Peking duck. French toast. Korean barbecue.
Some of the most beloved meals around the world are attributed to certain places. But just how accurate are those monikers?
Click start to play today’s Word Search and spot ‘Korean barbecue’ among other phrases. Don’t forget to visit Gulf News’ Food section for recipes, guides and everything to do with food.
Here, we take a deep-dive into the origins of popular phrases and learn more about them:
1. French toast
The French toast, believe it or not, has nothing to do with France. Legend has it that it was invented by a man named Joseph French, in 1724. Another story goes that it was the Americans who named this dish French toast, because French immigrants in the US popularised the dish. In fact, the existence of French toast far predates that of France. Its first known recorded recipe comes from 300AD, Rome, where the author Apicius mentioned it in his cookbook, Cooking and Dining in Imperial Rome. Ironically, the French themselves used to call this dish Roman bread, for the longest time.
2. Korean barbecue
Although Korean barbecue, also known as gogi-gui, is all the rage right now, all around the world, it traces its origins to a group of nomadic people called the Maek, in central Asia. This tribe would bring pre-seasoned meats with them, whenever they travelled. At the time, it was a novel method of seasoning meat before cooking, and something that wasn’t normally done in northeast Asia. The technique was used to save time in food preparation, since the tribe was always on the move. Today, grilled meats are usually eaten with banchan, which translates to ‘side dish’ and includes popular vegetarian dishes like kimchi and bibimbap. Together, they form mouth-watering Korean barbecue that has become beloved globally.
3. Turkish delight
Many people recognise this sweet treat from the book and film adaptation, The Chronicles of Narnia by C. S. Lewis. But Turkish delights have a rich history. According to one legend, an Ottoman sultan ordered his confectionary chef to create a dessert that was light on the throat and the teeth.

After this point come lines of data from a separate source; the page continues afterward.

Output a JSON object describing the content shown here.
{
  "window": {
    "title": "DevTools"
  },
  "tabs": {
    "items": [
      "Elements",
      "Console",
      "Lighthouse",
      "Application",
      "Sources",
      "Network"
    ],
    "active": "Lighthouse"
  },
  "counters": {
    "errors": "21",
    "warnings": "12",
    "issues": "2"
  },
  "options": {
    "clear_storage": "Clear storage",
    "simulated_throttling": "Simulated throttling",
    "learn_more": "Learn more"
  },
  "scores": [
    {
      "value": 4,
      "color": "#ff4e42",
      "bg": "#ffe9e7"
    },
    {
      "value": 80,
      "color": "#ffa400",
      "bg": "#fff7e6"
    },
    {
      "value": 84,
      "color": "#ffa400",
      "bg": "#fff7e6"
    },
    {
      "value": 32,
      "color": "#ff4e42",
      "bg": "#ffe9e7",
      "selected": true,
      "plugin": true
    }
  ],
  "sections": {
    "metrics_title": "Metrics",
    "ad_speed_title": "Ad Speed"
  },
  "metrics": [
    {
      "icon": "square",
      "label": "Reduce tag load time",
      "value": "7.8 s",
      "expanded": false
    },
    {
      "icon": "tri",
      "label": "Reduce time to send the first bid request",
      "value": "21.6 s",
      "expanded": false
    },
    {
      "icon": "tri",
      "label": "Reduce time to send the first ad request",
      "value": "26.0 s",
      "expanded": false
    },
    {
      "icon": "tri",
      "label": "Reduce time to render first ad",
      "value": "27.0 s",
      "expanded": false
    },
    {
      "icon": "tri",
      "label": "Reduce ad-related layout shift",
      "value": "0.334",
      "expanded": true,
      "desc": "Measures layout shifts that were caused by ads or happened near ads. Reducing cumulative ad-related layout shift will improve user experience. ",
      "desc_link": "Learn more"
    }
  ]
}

Turkish delight was born. The sultan found that it had a surprisingly effective way of stopping arguments, so he used it often, to restore peace in the palace.